Launching into “Everybody’s Stalking” allowed the crowd to liven up a little with the band unleashed for the first time. The four highly talented (and highly bearded) band members are obviously a tight group of musicians and were working off each other all night, clearly enjoying themselves. Dare it be said – at times these songs actually sounded better than the record.
The small snippets of ideas that added so much character to the original album were all present too, much to the audience’s delight. The excellent run of songs that starts with “Camping Next To Water” and ends with “Once Around The Block” was punctuated by a few nervous eyes looking around the stage as Gough worked out whether he should say “Body Rap” or just allow the recording to speak for itself. He eventually went for the latter – probably a wise move.
It was in these moments that the charm of the night really revealed itself. The Nottingham gig was the first night of the tour and there was bound to be a few mistakes as the technicalities of performing an album from start to finish were ironed out.
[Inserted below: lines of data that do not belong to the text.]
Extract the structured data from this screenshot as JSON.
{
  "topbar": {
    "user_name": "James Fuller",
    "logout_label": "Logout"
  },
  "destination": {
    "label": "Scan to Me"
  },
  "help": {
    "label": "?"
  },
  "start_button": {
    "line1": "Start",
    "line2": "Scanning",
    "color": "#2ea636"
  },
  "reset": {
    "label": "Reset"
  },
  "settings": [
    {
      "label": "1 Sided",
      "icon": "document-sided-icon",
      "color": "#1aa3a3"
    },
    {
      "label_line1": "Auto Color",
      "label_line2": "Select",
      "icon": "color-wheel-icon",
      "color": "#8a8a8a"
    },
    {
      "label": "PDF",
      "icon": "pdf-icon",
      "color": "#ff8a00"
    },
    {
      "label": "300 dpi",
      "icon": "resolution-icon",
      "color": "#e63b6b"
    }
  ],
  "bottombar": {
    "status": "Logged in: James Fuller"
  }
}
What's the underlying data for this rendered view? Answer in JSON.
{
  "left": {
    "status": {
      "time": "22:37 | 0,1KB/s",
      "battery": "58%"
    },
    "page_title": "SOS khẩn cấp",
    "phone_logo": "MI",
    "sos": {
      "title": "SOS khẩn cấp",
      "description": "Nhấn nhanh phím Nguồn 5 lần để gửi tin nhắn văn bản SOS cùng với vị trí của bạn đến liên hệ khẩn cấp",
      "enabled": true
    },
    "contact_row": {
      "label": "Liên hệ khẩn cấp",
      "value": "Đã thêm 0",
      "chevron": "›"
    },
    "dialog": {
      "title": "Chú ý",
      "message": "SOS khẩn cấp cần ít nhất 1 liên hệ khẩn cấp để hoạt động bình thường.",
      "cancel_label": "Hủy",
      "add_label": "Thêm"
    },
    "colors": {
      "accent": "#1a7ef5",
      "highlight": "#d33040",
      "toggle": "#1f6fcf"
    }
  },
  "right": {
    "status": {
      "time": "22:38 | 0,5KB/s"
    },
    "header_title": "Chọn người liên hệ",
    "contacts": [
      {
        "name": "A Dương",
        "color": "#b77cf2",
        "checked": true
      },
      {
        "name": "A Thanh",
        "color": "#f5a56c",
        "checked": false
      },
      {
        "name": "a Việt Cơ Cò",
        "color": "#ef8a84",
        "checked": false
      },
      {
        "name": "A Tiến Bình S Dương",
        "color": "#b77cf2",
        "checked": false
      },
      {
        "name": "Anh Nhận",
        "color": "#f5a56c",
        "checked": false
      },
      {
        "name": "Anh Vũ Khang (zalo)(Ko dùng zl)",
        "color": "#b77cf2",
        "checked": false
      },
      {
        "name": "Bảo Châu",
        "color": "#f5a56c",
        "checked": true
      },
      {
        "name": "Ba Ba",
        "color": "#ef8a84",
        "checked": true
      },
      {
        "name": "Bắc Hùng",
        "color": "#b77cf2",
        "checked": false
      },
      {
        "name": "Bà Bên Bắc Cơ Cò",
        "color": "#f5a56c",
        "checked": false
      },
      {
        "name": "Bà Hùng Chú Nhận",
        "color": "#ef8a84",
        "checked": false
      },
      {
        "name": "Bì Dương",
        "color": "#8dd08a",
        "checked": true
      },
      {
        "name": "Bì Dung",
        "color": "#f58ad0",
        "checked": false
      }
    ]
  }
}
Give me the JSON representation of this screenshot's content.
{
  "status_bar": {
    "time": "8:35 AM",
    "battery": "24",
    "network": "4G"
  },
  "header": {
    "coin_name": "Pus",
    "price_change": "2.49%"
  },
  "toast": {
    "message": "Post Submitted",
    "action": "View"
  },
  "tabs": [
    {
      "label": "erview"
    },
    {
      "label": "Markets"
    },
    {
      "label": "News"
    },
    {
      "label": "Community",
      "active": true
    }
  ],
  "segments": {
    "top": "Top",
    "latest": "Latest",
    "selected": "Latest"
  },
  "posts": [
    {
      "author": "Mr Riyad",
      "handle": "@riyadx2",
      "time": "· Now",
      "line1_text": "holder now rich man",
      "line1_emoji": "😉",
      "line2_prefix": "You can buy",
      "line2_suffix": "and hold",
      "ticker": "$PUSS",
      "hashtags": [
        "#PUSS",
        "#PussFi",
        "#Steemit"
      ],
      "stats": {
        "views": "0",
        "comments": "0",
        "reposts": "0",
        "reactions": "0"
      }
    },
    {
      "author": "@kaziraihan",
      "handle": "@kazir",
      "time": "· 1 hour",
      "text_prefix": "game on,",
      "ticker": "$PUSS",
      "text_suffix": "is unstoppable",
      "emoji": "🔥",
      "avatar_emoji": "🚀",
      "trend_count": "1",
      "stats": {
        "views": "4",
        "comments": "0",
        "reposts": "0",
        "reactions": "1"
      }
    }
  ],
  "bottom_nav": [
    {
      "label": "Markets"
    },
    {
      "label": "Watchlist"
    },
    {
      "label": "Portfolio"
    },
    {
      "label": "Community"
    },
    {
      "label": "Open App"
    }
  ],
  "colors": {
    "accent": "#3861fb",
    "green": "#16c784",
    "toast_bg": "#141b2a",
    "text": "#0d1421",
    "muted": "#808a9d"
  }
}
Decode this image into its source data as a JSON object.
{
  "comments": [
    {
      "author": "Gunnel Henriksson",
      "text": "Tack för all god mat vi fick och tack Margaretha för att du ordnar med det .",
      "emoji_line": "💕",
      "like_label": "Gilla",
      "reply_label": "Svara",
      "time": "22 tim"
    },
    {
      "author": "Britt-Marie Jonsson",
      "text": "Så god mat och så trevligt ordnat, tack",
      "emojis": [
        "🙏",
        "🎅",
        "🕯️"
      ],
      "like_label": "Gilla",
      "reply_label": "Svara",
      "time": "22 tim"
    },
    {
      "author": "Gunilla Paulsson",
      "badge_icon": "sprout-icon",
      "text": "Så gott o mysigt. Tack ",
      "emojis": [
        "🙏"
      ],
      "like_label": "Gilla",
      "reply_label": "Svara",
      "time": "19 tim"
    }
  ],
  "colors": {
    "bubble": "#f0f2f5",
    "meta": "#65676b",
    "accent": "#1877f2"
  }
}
I doubt an artist called Perfectly Drawn Boy would have been half as popular anyway.
The standout moment of the night was a beautiful rendition of “Epitaph”. As Gough stood there on the stage alone with just his acoustic guitar, he quickly realised that he wasn’t 100% certain of the lyrics and even less so on the guitar parts. Eventually opting to perform an acapella version of the album closer with the printed words, the audience’s response in singing every word straight back to him was so overwhelming that he was brought to tears.
He came back on alone following a short break to perform a handful of songs from later albums, eventually with his band joining him. Bringing the night to a close was “Silent Sigh” from the “About A Boy” soundtrack. With smiles beaming across the room, from the stage to the back row, it was a perfect way to end an excellent night of live music and will no doubt have the entire audience digging out copies of his albums and rediscovering him once again.
Badly Drawn Boy is on tour for the next month. Dates can be found on his website.
 The Hour of Bewilderbeast had many personnel involved, including several members of fellow Twisted Nerve label-mates Alfie and also Doves, who were complete unknowns when this album was recorded. It is best to think of the first half of being Badly Drawn Boy backed by Alfie, whereas the second half is mainly performed with Doves.